BEGIN SUPPLIED MATERIAL
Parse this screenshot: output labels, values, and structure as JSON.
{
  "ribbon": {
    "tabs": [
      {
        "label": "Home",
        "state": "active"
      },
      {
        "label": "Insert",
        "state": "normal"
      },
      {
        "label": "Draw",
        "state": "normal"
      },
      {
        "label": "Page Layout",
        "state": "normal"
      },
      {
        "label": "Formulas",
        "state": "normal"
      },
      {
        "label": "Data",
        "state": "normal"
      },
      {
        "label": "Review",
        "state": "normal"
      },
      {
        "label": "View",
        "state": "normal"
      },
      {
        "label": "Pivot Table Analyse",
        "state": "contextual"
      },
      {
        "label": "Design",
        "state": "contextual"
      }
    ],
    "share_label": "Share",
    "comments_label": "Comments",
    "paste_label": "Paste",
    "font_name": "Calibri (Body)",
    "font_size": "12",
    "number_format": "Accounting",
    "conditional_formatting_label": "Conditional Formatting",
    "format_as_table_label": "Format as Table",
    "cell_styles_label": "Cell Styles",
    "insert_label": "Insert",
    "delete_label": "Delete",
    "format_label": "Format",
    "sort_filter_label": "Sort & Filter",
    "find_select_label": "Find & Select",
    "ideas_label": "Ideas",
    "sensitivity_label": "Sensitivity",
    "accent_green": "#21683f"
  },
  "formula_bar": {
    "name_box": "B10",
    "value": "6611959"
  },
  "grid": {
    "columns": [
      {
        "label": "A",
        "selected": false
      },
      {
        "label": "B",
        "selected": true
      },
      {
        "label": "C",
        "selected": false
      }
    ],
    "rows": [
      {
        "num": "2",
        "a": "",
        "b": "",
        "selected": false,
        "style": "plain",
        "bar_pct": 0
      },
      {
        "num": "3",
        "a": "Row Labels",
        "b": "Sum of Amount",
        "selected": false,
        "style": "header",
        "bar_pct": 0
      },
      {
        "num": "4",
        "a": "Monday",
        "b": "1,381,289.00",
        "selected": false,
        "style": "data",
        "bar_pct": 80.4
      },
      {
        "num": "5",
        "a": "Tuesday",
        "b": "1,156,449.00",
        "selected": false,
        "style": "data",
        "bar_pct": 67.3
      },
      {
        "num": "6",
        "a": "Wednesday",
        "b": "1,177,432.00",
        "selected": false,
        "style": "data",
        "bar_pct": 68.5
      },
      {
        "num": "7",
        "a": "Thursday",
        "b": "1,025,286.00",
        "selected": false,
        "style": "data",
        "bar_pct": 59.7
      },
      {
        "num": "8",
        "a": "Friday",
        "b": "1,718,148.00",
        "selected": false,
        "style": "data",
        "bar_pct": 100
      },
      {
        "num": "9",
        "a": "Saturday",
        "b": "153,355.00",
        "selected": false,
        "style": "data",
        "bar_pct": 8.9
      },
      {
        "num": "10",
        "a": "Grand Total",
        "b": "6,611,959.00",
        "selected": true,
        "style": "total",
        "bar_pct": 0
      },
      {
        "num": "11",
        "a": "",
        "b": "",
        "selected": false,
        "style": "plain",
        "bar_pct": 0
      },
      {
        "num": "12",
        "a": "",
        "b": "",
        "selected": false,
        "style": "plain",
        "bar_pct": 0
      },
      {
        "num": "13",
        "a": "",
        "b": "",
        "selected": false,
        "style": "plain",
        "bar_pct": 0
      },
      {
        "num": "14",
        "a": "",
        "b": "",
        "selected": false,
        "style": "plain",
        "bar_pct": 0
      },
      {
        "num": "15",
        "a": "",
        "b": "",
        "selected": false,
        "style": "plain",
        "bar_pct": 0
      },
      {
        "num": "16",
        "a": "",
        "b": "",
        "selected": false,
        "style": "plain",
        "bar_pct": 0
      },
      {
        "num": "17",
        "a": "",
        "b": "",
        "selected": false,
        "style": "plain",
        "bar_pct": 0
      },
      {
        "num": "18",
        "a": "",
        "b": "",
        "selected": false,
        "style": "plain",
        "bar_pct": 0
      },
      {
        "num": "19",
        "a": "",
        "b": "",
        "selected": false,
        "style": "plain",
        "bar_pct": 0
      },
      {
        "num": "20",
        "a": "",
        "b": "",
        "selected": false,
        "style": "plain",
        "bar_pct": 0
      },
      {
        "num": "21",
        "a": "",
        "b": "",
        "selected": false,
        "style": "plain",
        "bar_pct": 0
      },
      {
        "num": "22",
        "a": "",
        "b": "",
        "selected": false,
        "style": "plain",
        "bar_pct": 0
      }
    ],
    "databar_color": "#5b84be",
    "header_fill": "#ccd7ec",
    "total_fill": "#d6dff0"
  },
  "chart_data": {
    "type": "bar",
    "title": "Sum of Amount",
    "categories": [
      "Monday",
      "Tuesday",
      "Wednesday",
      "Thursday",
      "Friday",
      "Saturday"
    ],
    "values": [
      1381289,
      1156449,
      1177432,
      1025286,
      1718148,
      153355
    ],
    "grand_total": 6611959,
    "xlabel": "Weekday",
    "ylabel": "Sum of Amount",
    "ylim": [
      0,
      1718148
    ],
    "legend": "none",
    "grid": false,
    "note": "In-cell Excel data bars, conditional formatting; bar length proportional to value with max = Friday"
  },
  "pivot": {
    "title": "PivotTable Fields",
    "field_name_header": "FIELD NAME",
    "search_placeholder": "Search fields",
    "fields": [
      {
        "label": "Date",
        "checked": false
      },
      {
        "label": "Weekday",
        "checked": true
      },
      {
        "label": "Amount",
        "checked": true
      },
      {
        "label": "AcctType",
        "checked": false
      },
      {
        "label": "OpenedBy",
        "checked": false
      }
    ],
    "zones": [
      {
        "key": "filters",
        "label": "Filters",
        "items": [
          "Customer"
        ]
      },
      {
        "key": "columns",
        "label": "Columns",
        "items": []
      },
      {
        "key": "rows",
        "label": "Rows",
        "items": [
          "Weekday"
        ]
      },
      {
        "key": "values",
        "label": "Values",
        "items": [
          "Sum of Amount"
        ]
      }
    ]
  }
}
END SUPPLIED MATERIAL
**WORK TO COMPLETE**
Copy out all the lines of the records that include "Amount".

**RESPONSE BOX**
        "b": "Sum of Amount",
    "title": "Sum of Amount",
    "ylabel": "Sum of Amount",
        "label": "Amount",
          "Sum of Amount"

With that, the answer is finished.